╭─ MATERIAL PROVIDED

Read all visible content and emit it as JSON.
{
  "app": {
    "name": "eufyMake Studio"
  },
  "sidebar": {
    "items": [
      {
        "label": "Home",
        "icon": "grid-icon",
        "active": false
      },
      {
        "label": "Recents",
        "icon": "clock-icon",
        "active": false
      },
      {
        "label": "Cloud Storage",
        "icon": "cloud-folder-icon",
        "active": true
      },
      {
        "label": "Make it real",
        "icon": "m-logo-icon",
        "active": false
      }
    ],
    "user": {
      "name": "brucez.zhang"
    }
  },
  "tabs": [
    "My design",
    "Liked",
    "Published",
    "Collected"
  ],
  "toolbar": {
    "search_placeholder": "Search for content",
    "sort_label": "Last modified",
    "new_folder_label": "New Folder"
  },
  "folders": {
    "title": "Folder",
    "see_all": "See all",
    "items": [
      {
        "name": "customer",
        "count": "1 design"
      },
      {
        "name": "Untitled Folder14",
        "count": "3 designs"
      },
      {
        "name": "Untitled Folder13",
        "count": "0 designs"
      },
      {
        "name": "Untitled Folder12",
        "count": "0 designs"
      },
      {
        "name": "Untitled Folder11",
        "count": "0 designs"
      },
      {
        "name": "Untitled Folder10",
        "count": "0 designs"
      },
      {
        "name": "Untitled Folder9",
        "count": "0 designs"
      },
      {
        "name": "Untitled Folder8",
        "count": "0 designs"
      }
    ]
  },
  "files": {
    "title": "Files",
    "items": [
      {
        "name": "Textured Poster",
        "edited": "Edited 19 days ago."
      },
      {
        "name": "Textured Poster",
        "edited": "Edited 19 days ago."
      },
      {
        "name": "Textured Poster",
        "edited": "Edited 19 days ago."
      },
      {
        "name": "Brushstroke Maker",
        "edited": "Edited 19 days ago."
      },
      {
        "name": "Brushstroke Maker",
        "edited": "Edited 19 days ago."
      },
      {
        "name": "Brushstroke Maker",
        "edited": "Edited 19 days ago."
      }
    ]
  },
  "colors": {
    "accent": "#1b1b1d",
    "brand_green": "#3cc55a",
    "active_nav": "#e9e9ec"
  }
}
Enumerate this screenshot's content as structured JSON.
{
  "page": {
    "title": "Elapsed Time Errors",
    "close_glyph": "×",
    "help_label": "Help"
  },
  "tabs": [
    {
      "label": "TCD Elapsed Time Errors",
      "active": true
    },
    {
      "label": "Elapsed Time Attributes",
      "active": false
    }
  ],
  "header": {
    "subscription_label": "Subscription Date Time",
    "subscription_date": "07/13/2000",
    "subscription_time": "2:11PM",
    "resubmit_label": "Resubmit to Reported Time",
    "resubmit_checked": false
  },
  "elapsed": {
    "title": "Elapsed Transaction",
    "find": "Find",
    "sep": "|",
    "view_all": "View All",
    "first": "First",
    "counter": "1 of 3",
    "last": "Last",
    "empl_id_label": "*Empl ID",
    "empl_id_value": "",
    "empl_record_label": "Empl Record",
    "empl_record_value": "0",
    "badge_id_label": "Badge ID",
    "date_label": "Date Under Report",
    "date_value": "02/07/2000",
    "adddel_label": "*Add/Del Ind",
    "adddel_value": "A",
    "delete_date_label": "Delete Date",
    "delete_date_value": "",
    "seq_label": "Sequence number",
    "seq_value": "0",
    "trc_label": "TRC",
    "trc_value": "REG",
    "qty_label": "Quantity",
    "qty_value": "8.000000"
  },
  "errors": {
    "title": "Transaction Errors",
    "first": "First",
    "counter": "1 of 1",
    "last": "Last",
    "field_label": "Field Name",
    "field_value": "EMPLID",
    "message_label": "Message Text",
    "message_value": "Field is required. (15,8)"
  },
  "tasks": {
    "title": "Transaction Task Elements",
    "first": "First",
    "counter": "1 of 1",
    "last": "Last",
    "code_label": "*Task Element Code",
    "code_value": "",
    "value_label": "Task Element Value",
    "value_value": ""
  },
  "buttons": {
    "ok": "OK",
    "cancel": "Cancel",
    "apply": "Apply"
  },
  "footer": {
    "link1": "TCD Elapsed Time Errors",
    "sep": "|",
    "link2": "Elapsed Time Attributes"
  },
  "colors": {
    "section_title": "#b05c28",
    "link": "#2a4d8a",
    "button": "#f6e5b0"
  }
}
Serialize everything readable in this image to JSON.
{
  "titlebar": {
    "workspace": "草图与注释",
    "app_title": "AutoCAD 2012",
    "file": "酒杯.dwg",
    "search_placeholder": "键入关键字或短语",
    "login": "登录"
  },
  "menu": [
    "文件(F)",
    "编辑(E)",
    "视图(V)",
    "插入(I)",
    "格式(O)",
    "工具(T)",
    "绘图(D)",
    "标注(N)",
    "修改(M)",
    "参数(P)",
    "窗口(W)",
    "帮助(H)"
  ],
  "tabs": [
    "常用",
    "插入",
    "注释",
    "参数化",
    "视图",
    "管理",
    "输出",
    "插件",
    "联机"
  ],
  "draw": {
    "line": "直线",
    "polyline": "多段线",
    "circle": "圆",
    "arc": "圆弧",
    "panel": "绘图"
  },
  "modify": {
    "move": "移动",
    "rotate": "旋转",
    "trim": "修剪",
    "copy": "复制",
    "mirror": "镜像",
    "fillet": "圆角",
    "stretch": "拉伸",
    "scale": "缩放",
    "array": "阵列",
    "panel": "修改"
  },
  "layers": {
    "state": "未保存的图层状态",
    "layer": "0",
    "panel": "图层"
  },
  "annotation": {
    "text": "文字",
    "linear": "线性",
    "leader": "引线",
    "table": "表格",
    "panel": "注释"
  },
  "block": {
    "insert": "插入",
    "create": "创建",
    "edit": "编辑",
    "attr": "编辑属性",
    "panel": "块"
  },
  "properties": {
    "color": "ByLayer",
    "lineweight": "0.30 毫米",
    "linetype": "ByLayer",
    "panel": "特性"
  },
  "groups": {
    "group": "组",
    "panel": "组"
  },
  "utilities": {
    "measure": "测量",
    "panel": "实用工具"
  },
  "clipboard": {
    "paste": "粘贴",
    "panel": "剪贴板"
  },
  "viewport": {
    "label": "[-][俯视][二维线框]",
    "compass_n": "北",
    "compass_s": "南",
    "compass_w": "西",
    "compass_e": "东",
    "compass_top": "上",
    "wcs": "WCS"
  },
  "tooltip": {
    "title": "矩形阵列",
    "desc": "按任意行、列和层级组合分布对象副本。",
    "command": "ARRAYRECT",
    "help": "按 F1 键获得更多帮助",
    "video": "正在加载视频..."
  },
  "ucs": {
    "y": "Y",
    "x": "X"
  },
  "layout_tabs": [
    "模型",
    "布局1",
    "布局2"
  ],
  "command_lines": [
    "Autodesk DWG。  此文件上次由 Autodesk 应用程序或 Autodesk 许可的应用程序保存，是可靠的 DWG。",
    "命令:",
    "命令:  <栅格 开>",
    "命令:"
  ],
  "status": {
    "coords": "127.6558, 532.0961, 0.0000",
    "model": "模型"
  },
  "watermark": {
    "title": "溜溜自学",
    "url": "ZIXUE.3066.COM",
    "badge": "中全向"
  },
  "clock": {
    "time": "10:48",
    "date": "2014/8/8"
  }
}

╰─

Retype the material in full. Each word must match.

> RESPONSE FOR THIS EXERCISE
Read all visible content and emit it as JSON.
{
  "app": {
    "name": "eufyMake Studio"
  },
  "sidebar": {
    "items": [
      {
        "label": "Home",
        "icon": "grid-icon",
        "active": false
      },
      {
        "label": "Recents",
        "icon": "clock-icon",
        "active": false
      },
      {
        "label": "Cloud Storage",
        "icon": "cloud-folder-icon",
        "active": true
      },
      {
        "label": "Make it real",
        "icon": "m-logo-icon",
        "active": false
      }
    ],
    "user": {
      "name": "brucez.zhang"
    }
  },
  "tabs": [
    "My design",
    "Liked",
    "Published",
    "Collected"
  ],
  "toolbar": {
    "search_placeholder": "Search for content",
    "sort_label": "Last modified",
    "new_folder_label": "New Folder"
  },
  "folders": {
    "title": "Folder",
    "see_all": "See all",
    "items": [
      {
        "name": "customer",
        "count": "1 design"
      },
      {
        "name": "Untitled Folder14",
        "count": "3 designs"
      },
      {
        "name": "Untitled Folder13",
        "count": "0 designs"
      },
      {
        "name": "Untitled Folder12",
        "count": "0 designs"
      },
      {
        "name": "Untitled Folder11",
        "count": "0 designs"
      },
      {
        "name": "Untitled Folder10",
        "count": "0 designs"
      },
      {
        "name": "Untitled Folder9",
        "count": "0 designs"
      },
      {
        "name": "Untitled Folder8",
        "count": "0 designs"
      }
    ]
  },
  "files": {
    "title": "Files",
    "items": [
      {
        "name": "Textured Poster",
        "edited": "Edited 19 days ago."
      },
      {
        "name": "Textured Poster",
        "edited": "Edited 19 days ago."
      },
      {
        "name": "Textured Poster",
        "edited": "Edited 19 days ago."
      },
      {
        "name": "Brushstroke Maker",
        "edited": "Edited 19 days ago."
      },
      {
        "name": "Brushstroke Maker",
        "edited": "Edited 19 days ago."
      },
      {
        "name": "Brushstroke Maker",
        "edited": "Edited 19 days ago."
      }
    ]
  },
  "colors": {
    "accent": "#1b1b1d",
    "brand_green": "#3cc55a",
    "active_nav": "#e9e9ec"
  }
}
Enumerate this screenshot's content as structured JSON.
{
  "page": {
    "title": "Elapsed Time Errors",
    "close_glyph": "×",
    "help_label": "Help"
  },
  "tabs": [
    {
      "label": "TCD Elapsed Time Errors",
      "active": true
    },
    {
      "label": "Elapsed Time Attributes",
      "active": false
    }
  ],
  "header": {
    "subscription_label": "Subscription Date Time",
    "subscription_date": "07/13/2000",
    "subscription_time": "2:11PM",
    "resubmit_label": "Resubmit to Reported Time",
    "resubmit_checked": false
  },
  "elapsed": {
    "title": "Elapsed Transaction",
    "find": "Find",
    "sep": "|",
    "view_all": "View All",
    "first": "First",
    "counter": "1 of 3",
    "last": "Last",
    "empl_id_label": "*Empl ID",
    "empl_id_value": "",
    "empl_record_label": "Empl Record",
    "empl_record_value": "0",
    "badge_id_label": "Badge ID",
    "date_label": "Date Under Report",
    "date_value": "02/07/2000",
    "adddel_label": "*Add/Del Ind",
    "adddel_value": "A",
    "delete_date_label": "Delete Date",
    "delete_date_value": "",
    "seq_label": "Sequence number",
    "seq_value": "0",
    "trc_label": "TRC",
    "trc_value": "REG",
    "qty_label": "Quantity",
    "qty_value": "8.000000"
  },
  "errors": {
    "title": "Transaction Errors",
    "first": "First",
    "counter": "1 of 1",
    "last": "Last",
    "field_label": "Field Name",
    "field_value": "EMPLID",
    "message_label": "Message Text",
    "message_value": "Field is required. (15,8)"
  },
  "tasks": {
    "title": "Transaction Task Elements",
    "first": "First",
    "counter": "1 of 1",
    "last": "Last",
    "code_label": "*Task Element Code",
    "code_value": "",
    "value_label": "Task Element Value",
    "value_value": ""
  },
  "buttons": {
    "ok": "OK",
    "cancel": "Cancel",
    "apply": "Apply"
  },
  "footer": {
    "link1": "TCD Elapsed Time Errors",
    "sep": "|",
    "link2": "Elapsed Time Attributes"
  },
  "colors": {
    "section_title": "#b05c28",
    "link": "#2a4d8a",
    "button": "#f6e5b0"
  }
}
Serialize everything readable in this image to JSON.
{
  "titlebar": {
    "workspace": "草图与注释",
    "app_title": "AutoCAD 2012",
    "file": "酒杯.dwg",
    "search_placeholder": "键入关键字或短语",
    "login": "登录"
  },
  "menu": [
    "文件(F)",
    "编辑(E)",
    "视图(V)",
    "插入(I)",
    "格式(O)",
    "工具(T)",
    "绘图(D)",
    "标注(N)",
    "修改(M)",
    "参数(P)",
    "窗口(W)",
    "帮助(H)"
  ],
  "tabs": [
    "常用",
    "插入",
    "注释",
    "参数化",
    "视图",
    "管理",
    "输出",
    "插件",
    "联机"
  ],
  "draw": {
    "line": "直线",
    "polyline": "多段线",
    "circle": "圆",
    "arc": "圆弧",
    "panel": "绘图"
  },
  "modify": {
    "move": "移动",
    "rotate": "旋转",
    "trim": "修剪",
    "copy": "复制",
    "mirror": "镜像",
    "fillet": "圆角",
    "stretch": "拉伸",
    "scale": "缩放",
    "array": "阵列",
    "panel": "修改"
  },
  "layers": {
    "state": "未保存的图层状态",
    "layer": "0",
    "panel": "图层"
  },
  "annotation": {
    "text": "文字",
    "linear": "线性",
    "leader": "引线",
    "table": "表格",
    "panel": "注释"
  },
  "block": {
    "insert": "插入",
    "create": "创建",
    "edit": "编辑",
    "attr": "编辑属性",
    "panel": "块"
  },
  "properties": {
    "color": "ByLayer",
    "lineweight": "0.30 毫米",
    "linetype": "ByLayer",
    "panel": "特性"
  },
  "groups": {
    "group": "组",
    "panel": "组"
  },
  "utilities": {
    "measure": "测量",
    "panel": "实用工具"
  },
  "clipboard": {
    "paste": "粘贴",
    "panel": "剪贴板"
  },
  "viewport": {
    "label": "[-][俯视][二维线框]",
    "compass_n": "北",
    "compass_s": "南",
    "compass_w": "西",
    "compass_e": "东",
    "compass_top": "上",
    "wcs": "WCS"
  },
  "tooltip": {
    "title": "矩形阵列",
    "desc": "按任意行、列和层级组合分布对象副本。",
    "command": "ARRAYRECT",
    "help": "按 F1 键获得更多帮助",
    "video": "正在加载视频..."
  },
  "ucs": {
    "y": "Y",
    "x": "X"
  },
  "layout_tabs": [
    "模型",
    "布局1",
    "布局2"
  ],
  "command_lines": [
    "Autodesk DWG。  此文件上次由 Autodesk 应用程序或 Autodesk 许可的应用程序保存，是可靠的 DWG。",
    "命令:",
    "命令:  <栅格 开>",
    "命令:"
  ],
  "status": {
    "coords": "127.6558, 532.0961, 0.0000",
    "model": "模型"
  },
  "watermark": {
    "title": "溜溜自学",
    "url": "ZIXUE.3066.COM",
    "badge": "中全向"
  },
  "clock": {
    "time": "10:48",
    "date": "2014/8/8"
  }
}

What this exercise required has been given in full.